_ABOUT THIS EXERCISE_
The records below should be set down in full, please, without any change.
BEGIN DATA FOR ANALYSIS
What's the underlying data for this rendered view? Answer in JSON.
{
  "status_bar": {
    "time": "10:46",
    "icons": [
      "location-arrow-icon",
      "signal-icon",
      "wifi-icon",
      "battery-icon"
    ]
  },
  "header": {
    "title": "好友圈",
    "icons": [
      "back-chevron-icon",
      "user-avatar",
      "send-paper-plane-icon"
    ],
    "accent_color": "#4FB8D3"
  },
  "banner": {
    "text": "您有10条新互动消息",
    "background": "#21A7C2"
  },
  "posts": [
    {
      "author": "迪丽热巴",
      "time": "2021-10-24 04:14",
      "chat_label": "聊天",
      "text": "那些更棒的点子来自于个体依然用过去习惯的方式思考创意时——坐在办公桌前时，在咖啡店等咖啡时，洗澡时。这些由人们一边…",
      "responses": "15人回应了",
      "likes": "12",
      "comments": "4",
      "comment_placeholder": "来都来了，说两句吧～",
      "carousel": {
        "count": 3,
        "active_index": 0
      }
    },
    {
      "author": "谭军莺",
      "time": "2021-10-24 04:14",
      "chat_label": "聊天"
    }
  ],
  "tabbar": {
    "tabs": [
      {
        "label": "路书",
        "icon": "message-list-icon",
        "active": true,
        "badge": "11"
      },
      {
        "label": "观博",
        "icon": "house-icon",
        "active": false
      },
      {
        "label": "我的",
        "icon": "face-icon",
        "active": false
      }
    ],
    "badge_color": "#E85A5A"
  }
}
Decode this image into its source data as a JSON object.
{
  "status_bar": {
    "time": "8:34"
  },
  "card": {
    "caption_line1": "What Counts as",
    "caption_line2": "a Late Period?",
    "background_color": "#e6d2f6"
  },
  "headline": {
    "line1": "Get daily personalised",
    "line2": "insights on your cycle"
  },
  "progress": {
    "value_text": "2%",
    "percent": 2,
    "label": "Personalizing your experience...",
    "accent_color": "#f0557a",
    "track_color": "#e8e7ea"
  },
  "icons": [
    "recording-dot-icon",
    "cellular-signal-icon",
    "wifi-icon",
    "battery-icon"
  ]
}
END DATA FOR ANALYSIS
_SOLUTION BELOW_
What's the underlying data for this rendered view? Answer in JSON.
{
  "status_bar": {
    "time": "10:46",
    "icons": [
      "location-arrow-icon",
      "signal-icon",
      "wifi-icon",
      "battery-icon"
    ]
  },
  "header": {
    "title": "好友圈",
    "icons": [
      "back-chevron-icon",
      "user-avatar",
      "send-paper-plane-icon"
    ],
    "accent_color": "#4FB8D3"
  },
  "banner": {
    "text": "您有10条新互动消息",
    "background": "#21A7C2"
  },
  "posts": [
    {
      "author": "迪丽热巴",
      "time": "2021-10-24 04:14",
      "chat_label": "聊天",
      "text": "那些更棒的点子来自于个体依然用过去习惯的方式思考创意时——坐在办公桌前时，在咖啡店等咖啡时，洗澡时。这些由人们一边…",
      "responses": "15人回应了",
      "likes": "12",
      "comments": "4",
      "comment_placeholder": "来都来了，说两句吧～",
      "carousel": {
        "count": 3,
        "active_index": 0
      }
    },
    {
      "author": "谭军莺",
      "time": "2021-10-24 04:14",
      "chat_label": "聊天"
    }
  ],
  "tabbar": {
    "tabs": [
      {
        "label": "路书",
        "icon": "message-list-icon",
        "active": true,
        "badge": "11"
      },
      {
        "label": "观博",
        "icon": "house-icon",
        "active": false
      },
      {
        "label": "我的",
        "icon": "face-icon",
        "active": false
      }
    ],
    "badge_color": "#E85A5A"
  }
}
Decode this image into its source data as a JSON object.
{
  "status_bar": {
    "time": "8:34"
  },
  "card": {
    "caption_line1": "What Counts as",
    "caption_line2": "a Late Period?",
    "background_color": "#e6d2f6"
  },
  "headline": {
    "line1": "Get daily personalised",
    "line2": "insights on your cycle"
  },
  "progress": {
    "value_text": "2%",
    "percent": 2,
    "label": "Personalizing your experience...",
    "accent_color": "#f0557a",
    "track_color": "#e8e7ea"
  },
  "icons": [
    "recording-dot-icon",
    "cellular-signal-icon",
    "wifi-icon",
    "battery-icon"
  ]
}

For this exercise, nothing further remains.